* HOW TO COMPLETE THIS TASK *
The answer must consist solely of the line containing "What data populates" and every line after it in the records below, through the last, each reproduced exactly.

----------

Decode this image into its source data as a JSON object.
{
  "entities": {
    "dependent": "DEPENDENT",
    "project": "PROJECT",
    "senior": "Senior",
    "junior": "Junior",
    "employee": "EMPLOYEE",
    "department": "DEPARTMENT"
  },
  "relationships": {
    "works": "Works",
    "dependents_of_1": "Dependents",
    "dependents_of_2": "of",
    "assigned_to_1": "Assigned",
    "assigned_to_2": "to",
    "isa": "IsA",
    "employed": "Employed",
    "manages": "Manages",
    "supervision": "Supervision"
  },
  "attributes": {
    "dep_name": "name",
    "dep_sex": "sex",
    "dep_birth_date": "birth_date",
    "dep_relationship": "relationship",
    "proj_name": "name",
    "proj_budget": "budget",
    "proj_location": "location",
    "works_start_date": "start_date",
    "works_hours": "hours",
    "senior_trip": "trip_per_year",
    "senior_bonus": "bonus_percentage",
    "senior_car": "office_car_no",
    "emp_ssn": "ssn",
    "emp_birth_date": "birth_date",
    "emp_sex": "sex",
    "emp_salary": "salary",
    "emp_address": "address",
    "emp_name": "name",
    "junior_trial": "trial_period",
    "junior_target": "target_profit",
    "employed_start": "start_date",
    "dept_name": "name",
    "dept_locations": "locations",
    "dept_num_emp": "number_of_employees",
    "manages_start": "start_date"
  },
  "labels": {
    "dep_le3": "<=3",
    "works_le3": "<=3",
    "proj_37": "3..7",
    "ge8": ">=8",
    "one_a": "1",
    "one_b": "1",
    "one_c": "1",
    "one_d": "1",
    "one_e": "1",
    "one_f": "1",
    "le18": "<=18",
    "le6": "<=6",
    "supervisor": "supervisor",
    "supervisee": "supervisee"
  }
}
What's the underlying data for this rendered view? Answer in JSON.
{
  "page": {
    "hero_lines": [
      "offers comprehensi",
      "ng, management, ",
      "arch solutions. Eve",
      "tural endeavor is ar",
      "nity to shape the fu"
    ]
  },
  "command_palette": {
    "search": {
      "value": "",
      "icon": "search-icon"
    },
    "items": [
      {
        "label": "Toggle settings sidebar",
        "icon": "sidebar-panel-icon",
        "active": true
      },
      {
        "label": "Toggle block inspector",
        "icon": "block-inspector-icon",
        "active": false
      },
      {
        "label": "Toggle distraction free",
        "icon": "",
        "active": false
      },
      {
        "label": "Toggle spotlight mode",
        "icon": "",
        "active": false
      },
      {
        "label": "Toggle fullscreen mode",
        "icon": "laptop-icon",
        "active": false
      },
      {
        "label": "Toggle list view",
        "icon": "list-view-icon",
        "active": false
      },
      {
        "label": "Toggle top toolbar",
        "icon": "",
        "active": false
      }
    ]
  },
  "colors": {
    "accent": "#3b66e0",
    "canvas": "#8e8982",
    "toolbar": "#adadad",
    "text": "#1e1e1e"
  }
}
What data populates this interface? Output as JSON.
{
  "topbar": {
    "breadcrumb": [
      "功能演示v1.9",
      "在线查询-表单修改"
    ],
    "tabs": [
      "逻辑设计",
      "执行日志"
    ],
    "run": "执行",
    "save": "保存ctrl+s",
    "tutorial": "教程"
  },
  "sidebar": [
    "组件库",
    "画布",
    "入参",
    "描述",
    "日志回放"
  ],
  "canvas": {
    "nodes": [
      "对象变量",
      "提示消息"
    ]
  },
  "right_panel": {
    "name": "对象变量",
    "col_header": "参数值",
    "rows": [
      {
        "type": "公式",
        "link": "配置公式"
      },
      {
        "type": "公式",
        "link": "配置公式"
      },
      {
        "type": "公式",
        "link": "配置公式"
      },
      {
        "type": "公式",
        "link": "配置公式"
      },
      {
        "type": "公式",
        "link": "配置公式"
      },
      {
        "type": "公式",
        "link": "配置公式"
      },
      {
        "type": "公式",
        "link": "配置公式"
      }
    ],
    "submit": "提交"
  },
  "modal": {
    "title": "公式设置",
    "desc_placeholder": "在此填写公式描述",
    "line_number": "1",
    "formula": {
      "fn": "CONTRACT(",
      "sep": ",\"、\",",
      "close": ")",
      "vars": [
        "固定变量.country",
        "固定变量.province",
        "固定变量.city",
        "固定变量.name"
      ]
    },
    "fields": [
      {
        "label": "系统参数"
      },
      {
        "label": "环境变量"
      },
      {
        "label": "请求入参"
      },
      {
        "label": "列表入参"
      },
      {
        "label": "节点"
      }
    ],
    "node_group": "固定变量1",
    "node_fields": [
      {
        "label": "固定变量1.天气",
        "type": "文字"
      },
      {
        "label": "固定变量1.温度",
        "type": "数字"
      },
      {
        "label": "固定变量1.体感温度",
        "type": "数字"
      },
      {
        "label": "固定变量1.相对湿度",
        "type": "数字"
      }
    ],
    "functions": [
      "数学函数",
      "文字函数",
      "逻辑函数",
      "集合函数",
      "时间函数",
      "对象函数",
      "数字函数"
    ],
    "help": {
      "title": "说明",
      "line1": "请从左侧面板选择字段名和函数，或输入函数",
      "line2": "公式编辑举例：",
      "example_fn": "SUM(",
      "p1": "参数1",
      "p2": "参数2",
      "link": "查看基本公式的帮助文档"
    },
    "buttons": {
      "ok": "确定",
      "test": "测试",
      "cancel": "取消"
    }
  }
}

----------

* EXERCISE OUTPUT *
What data populates this interface? Output as JSON.
{
  "topbar": {
    "breadcrumb": [
      "功能演示v1.9",
      "在线查询-表单修改"
    ],
    "tabs": [
      "逻辑设计",
      "执行日志"
    ],
    "run": "执行",
    "save": "保存ctrl+s",
    "tutorial": "教程"
  },
  "sidebar": [
    "组件库",
    "画布",
    "入参",
    "描述",
    "日志回放"
  ],
  "canvas": {
    "nodes": [
      "对象变量",
      "提示消息"
    ]
  },
  "right_panel": {
    "name": "对象变量",
    "col_header": "参数值",
    "rows": [
      {
        "type": "公式",
        "link": "配置公式"
      },
      {
        "type": "公式",
        "link": "配置公式"
      },
      {
        "type": "公式",
        "link": "配置公式"
      },
      {
        "type": "公式",
        "link": "配置公式"
      },
      {
        "type": "公式",
        "link": "配置公式"
      },
      {
        "type": "公式",
        "link": "配置公式"
      },
      {
        "type": "公式",
        "link": "配置公式"
      }
    ],
    "submit": "提交"
  },
  "modal": {
    "title": "公式设置",
    "desc_placeholder": "在此填写公式描述",
    "line_number": "1",
    "formula": {
      "fn": "CONTRACT(",
      "sep": ",\"、\",",
      "close": ")",
      "vars": [
        "固定变量.country",
        "固定变量.province",
        "固定变量.city",
        "固定变量.name"
      ]
    },
    "fields": [
      {
        "label": "系统参数"
      },
      {
        "label": "环境变量"
      },
      {
        "label": "请求入参"
      },
      {
        "label": "列表入参"
      },
      {
        "label": "节点"
      }
    ],
    "node_group": "固定变量1",
    "node_fields": [
      {
        "label": "固定变量1.天气",
        "type": "文字"
      },
      {
        "label": "固定变量1.温度",
        "type": "数字"
      },
      {
        "label": "固定变量1.体感温度",
        "type": "数字"
      },
      {
        "label": "固定变量1.相对湿度",
        "type": "数字"
      }
    ],
    "functions": [
      "数学函数",
      "文字函数",
      "逻辑函数",
      "集合函数",
      "时间函数",
      "对象函数",
      "数字函数"
    ],
    "help": {
      "title": "说明",
      "line1": "请从左侧面板选择字段名和函数，或输入函数",
      "line2": "公式编辑举例：",
      "example_fn": "SUM(",
      "p1": "参数1",
      "p2": "参数2",
      "link": "查看基本公式的帮助文档"
    },
    "buttons": {
      "ok": "确定",
      "test": "测试",
      "cancel": "取消"
    }
  }
}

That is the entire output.